ACTIVITY →
Provide the entries once more, identical in every word.
* * *
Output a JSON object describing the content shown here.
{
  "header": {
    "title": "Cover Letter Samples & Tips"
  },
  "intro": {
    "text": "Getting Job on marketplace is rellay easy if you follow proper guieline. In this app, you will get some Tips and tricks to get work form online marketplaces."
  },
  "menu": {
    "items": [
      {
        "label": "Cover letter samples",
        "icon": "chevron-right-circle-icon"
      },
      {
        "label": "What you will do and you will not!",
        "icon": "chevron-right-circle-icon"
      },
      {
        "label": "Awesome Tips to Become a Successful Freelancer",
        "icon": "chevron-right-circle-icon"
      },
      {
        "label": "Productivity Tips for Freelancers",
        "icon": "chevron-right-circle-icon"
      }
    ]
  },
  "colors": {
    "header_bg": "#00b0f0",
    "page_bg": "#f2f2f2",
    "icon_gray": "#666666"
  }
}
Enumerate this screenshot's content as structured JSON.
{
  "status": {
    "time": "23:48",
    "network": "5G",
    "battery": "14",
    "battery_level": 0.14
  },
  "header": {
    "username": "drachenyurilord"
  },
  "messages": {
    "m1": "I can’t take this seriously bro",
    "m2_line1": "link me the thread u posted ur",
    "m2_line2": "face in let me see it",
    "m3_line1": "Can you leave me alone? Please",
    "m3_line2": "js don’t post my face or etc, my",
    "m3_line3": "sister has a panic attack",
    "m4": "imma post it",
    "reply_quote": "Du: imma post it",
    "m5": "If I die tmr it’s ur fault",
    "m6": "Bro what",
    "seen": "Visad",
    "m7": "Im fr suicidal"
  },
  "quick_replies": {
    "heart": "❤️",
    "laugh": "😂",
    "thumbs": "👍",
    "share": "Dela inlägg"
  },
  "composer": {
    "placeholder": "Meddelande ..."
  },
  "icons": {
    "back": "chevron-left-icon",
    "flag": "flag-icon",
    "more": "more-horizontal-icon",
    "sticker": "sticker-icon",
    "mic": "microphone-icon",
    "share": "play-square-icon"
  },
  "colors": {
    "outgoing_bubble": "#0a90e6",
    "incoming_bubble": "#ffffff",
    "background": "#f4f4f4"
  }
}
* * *
WRITTEN SOLUTION →
Output a JSON object describing the content shown here.
{
  "header": {
    "title": "Cover Letter Samples & Tips"
  },
  "intro": {
    "text": "Getting Job on marketplace is rellay easy if you follow proper guieline. In this app, you will get some Tips and tricks to get work form online marketplaces."
  },
  "menu": {
    "items": [
      {
        "label": "Cover letter samples",
        "icon": "chevron-right-circle-icon"
      },
      {
        "label": "What you will do and you will not!",
        "icon": "chevron-right-circle-icon"
      },
      {
        "label": "Awesome Tips to Become a Successful Freelancer",
        "icon": "chevron-right-circle-icon"
      },
      {
        "label": "Productivity Tips for Freelancers",
        "icon": "chevron-right-circle-icon"
      }
    ]
  },
  "colors": {
    "header_bg": "#00b0f0",
    "page_bg": "#f2f2f2",
    "icon_gray": "#666666"
  }
}
Enumerate this screenshot's content as structured JSON.
{
  "status": {
    "time": "23:48",
    "network": "5G",
    "battery": "14",
    "battery_level": 0.14
  },
  "header": {
    "username": "drachenyurilord"
  },
  "messages": {
    "m1": "I can’t take this seriously bro",
    "m2_line1": "link me the thread u posted ur",
    "m2_line2": "face in let me see it",
    "m3_line1": "Can you leave me alone? Please",
    "m3_line2": "js don’t post my face or etc, my",
    "m3_line3": "sister has a panic attack",
    "m4": "imma post it",
    "reply_quote": "Du: imma post it",
    "m5": "If I die tmr it’s ur fault",
    "m6": "Bro what",
    "seen": "Visad",
    "m7": "Im fr suicidal"
  },
  "quick_replies": {
    "heart": "❤️",
    "laugh": "😂",
    "thumbs": "👍",
    "share": "Dela inlägg"
  },
  "composer": {
    "placeholder": "Meddelande ..."
  },
  "icons": {
    "back": "chevron-left-icon",
    "flag": "flag-icon",
    "more": "more-horizontal-icon",
    "sticker": "sticker-icon",
    "mic": "microphone-icon",
    "share": "play-square-icon"
  },
  "colors": {
    "outgoing_bubble": "#0a90e6",
    "incoming_bubble": "#ffffff",
    "background": "#f4f4f4"
  }
}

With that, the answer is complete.